EXERCISE DIRECTIONS —
Using the data below, return all lines in which "Gateway" appears.

SUPPLIED DATA —

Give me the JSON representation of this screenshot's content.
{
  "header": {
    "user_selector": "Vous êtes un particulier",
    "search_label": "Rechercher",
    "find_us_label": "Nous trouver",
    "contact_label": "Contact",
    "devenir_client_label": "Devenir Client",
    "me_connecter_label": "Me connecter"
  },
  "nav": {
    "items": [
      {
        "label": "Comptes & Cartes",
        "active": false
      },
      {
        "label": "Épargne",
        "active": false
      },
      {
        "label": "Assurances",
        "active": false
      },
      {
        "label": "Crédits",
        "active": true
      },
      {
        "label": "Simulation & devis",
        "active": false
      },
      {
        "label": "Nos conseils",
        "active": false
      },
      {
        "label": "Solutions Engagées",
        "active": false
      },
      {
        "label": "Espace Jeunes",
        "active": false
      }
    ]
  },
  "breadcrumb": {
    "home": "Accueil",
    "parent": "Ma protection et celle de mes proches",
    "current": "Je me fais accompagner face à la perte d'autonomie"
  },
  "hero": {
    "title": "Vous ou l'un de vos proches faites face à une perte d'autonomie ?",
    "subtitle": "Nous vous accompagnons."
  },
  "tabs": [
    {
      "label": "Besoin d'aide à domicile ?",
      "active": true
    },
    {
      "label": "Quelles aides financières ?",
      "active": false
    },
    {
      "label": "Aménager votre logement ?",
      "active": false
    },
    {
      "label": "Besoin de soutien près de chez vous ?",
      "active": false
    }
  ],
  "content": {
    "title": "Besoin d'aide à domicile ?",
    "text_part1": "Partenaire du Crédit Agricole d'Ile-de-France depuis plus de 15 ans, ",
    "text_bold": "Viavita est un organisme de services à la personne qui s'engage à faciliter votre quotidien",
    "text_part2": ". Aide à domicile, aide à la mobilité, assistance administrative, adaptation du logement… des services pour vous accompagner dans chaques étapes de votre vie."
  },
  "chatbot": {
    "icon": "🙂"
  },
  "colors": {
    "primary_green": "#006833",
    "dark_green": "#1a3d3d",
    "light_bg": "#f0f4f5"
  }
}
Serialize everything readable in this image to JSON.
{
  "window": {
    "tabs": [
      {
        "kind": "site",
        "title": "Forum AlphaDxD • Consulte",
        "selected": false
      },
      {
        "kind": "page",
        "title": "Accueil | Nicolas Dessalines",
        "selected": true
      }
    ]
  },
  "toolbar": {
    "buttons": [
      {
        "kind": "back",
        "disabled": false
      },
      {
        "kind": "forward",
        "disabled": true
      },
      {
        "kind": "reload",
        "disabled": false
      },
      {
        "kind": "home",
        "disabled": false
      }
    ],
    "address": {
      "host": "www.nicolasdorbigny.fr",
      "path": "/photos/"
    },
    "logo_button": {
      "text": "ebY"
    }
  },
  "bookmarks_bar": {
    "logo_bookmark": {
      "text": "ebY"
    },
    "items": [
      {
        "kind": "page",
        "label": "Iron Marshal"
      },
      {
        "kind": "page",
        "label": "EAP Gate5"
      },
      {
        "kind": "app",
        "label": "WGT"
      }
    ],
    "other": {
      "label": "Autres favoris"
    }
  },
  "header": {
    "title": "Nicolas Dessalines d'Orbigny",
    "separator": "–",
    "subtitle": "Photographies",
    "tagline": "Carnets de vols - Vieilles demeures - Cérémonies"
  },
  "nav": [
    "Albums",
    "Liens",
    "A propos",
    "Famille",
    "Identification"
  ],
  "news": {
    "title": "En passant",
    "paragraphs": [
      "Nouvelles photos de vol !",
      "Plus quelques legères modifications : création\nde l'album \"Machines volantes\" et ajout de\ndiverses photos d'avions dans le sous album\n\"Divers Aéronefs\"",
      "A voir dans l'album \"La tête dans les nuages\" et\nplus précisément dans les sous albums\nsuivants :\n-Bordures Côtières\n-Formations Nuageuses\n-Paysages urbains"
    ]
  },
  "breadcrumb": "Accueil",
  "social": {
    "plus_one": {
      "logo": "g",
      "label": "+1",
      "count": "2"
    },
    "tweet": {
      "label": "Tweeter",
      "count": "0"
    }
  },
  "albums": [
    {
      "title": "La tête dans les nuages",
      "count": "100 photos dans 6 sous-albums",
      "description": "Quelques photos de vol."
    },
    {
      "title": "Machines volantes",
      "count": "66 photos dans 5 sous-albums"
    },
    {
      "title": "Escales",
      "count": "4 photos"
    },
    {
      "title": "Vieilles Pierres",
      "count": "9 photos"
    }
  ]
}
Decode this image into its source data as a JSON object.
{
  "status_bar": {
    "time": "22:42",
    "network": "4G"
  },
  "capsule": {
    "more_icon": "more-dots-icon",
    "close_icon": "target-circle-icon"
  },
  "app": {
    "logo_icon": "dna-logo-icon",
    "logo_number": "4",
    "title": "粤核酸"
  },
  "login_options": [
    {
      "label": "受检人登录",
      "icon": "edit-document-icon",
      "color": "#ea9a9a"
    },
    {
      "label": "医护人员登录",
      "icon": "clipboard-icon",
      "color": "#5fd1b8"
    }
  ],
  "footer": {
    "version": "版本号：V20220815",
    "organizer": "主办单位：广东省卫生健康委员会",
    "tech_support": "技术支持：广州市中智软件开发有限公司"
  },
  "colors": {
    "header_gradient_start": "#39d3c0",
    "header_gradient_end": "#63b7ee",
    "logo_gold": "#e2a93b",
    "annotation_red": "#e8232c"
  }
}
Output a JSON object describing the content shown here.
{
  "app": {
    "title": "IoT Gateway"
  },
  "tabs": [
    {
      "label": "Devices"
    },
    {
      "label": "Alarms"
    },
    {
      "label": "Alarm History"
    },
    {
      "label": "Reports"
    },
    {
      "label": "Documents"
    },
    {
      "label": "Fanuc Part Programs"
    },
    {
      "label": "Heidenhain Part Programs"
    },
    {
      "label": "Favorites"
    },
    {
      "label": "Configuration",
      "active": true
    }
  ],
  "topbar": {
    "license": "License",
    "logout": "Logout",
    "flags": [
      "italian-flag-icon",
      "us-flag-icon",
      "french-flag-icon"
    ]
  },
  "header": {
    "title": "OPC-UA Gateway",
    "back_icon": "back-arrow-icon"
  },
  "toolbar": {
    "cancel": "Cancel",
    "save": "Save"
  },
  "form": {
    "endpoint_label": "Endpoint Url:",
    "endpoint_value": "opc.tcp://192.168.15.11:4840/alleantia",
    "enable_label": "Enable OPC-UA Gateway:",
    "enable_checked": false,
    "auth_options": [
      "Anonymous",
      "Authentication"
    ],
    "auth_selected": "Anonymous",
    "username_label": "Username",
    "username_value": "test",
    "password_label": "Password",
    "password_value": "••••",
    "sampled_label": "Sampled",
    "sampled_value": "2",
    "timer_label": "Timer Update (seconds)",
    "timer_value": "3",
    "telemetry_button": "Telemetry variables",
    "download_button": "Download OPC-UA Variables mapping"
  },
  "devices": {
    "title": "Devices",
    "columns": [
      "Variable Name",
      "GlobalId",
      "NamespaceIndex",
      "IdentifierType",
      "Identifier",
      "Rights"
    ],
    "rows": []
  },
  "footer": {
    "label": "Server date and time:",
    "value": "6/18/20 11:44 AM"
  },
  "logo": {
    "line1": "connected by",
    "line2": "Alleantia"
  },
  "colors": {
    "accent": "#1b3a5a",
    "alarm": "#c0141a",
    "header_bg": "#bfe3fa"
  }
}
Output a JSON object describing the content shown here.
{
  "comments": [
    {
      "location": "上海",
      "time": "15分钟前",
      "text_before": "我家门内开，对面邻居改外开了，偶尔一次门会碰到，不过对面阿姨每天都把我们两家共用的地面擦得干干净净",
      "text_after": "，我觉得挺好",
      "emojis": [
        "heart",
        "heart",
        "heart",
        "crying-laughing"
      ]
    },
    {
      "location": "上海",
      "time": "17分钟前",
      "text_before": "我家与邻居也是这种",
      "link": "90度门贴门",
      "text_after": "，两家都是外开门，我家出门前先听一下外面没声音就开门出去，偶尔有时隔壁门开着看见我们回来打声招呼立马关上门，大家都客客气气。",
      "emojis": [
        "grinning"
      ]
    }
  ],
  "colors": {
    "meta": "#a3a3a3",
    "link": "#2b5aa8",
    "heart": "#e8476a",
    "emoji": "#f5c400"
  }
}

WORKED SOLUTION —
    "title": "IoT Gateway"
    "title": "OPC-UA Gateway",
    "enable_label": "Enable OPC-UA Gateway:",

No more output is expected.